Granola is a safe to use power management software for x86 based systems, laptops, and PCs running Linux and Windows that reduces power consumption by the computer by automatically optimizing the system to use energy more efficiently without compromising performance or availability.
Granola does this by actually throttling the CPU speed when performing jobs that demand minimum processing power, so that the power used by the CPU is lowered. The user never notices the difference. According to benchmarks published on their site, Granola lowers total system energy use by 10-35% even when a system is 100% utilized.
The underlying technology behind Granola is called dynamic voltage and frequency scaling or DVFS. It allows software running on a computer to lower the power of the CPU without turning the system off.

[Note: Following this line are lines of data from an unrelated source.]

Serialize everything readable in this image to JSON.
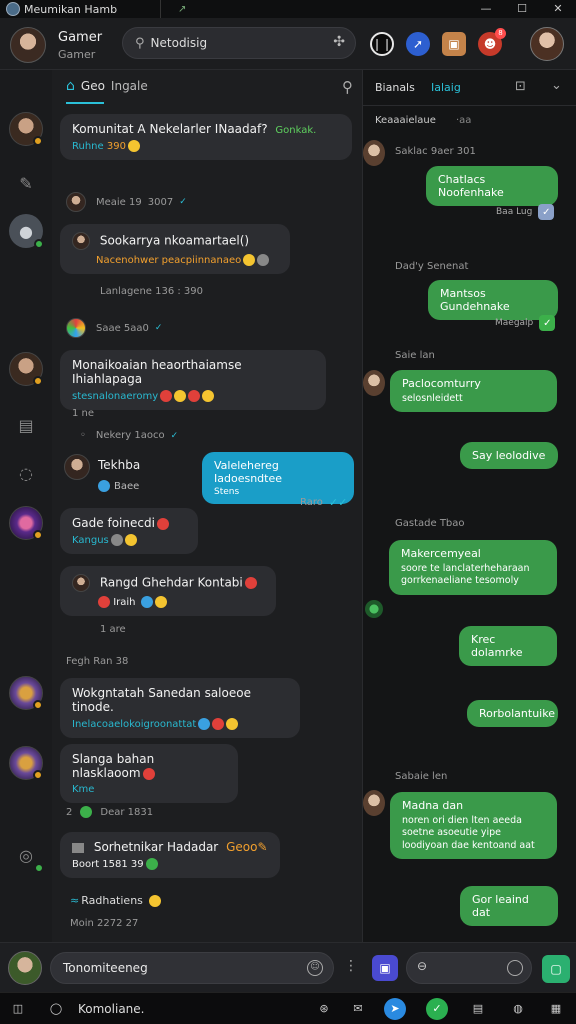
{
  "titlebar": {
    "title": "Meumikan Hamb",
    "mark": "↗",
    "min": "—",
    "max": "☐",
    "close": "✕"
  },
  "header": {
    "name": "Gamer",
    "subtitle": "Gamer",
    "search_value": "Netodisig",
    "search_clear": "✣"
  },
  "header_icons": {
    "notif_count": "8"
  },
  "middle": {
    "tab_label": "Geo",
    "tab_secondary": "Ingale",
    "messages": [
      {
        "text": "Komunitat A Nekelarler INaadaf?",
        "highlight": "Gonkak.",
        "line2": "Ruhne",
        "line2b": "390"
      },
      {
        "author": "Meaie 19",
        "time": "3007"
      },
      {
        "text": "Sookarrya nkoamartael()",
        "line2": "Nacenohwer peacpiinnanaeo"
      },
      {
        "meta": "Lanlagene 136 : 390"
      },
      {
        "author": "Saae 5aa0"
      },
      {
        "text": "Monaikoaian heaorthaiamse Ihiahlapaga",
        "line2": "stesnalonaeromy"
      },
      {
        "meta": "1 ne"
      },
      {
        "meta": "Nekery 1aoco"
      },
      {
        "text": "Tekhba",
        "line2": "Baee"
      },
      {
        "text": "Valelehereg Iadoesndtee",
        "line2": "Stens"
      },
      {
        "meta": "Raro"
      },
      {
        "text": "Gade foinecdi",
        "line2": "Kangus"
      },
      {
        "text": "Rangd Ghehdar Kontabi",
        "line2": "Iraih"
      },
      {
        "meta": "1 are"
      },
      {
        "meta": "Fegh Ran 38"
      },
      {
        "text": "Wokgntatah Sanedan saloeoe tinode.",
        "line2": "Inelacoaelokoigroonattat"
      },
      {
        "text": "Slanga bahan nlasklaoom",
        "line2": "Kme"
      },
      {
        "meta": "Dear 1831"
      },
      {
        "text": "Sorhetnikar Hadadar",
        "highlight": "Geoo",
        "line2": "Boort 1581 39"
      },
      {
        "text": "Radhatiens",
        "meta": "Moin 2272 27"
      }
    ]
  },
  "right": {
    "tab1": "Bianals",
    "tab2": "Ialaig",
    "subheader": "Keaaaielaue",
    "subheader_dot": "·aa",
    "sections": [
      {
        "label": "Saklac 9aer 301"
      },
      {
        "bubble": "Chatlacs Noofenhake",
        "meta": "Baa Lug"
      },
      {
        "label": "Dad'y Senenat"
      },
      {
        "bubble": "Mantsos Gundehnake",
        "meta": "Maegalp"
      },
      {
        "label": "Saie lan"
      },
      {
        "bubble": "Paclocomturry",
        "line2": "selosnleidett"
      },
      {
        "bubble": "Say leolodive"
      },
      {
        "label": "Gastade Tbao"
      },
      {
        "bubble": "Makercemyeal",
        "line2": "soore te lanclaterheharaan gorrkenaeliane tesomoly"
      },
      {
        "bubble": "Krec dolamrke"
      },
      {
        "bubble": "Rorbolantuike"
      },
      {
        "label": "Sabaie len"
      },
      {
        "bubble": "Madna dan",
        "line2": "noren ori dien lten aeeda soetne asoeutie yipe loodiyoan dae kentoand aat"
      },
      {
        "bubble": "Gor leaind dat"
      }
    ]
  },
  "composer": {
    "input_value": "Tonomiteeneg",
    "more": "⋮"
  },
  "taskbar": {
    "label": "Komoliane."
  }
}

When your computer is working hard (for instance, when you are playing a game) the CPU needs to be at full speed so that it can work effectively. When your computer is "relaxing" (for instance, when you are browsing a web site) your CPU can "dim" itself by slowing down execution without you noticing. In the lower state, the CPU consumes less energy, thus making your computer more efficient.
Using sophisticated workload modeling and prediction algorithms, Granola can determine when your computer is working and the CPU needs to be "bright" and when your computer is relaxing and the CPU can be "dim" without affecting your work. This allows Granola to automatically change DVFS modes to save energy when you can while still running at full speed when you need it. The software also allows manual control of “bright” and “dim” modes.
An informative screen lets you know how much energy, money, CO2 and percent of CPU energy you will save in a year, or the cumulative amounts you have already saved.
For Granola to work, your computer BIOS must support DVFS and it must be turned on. Most modern Intel and AMD boards support this feature. If your BIOS doesn’t support this, you won’t be able to use this software. Checkout the list of supported systems.
Related: BatteryCare, PowerSlave
Be the first to comment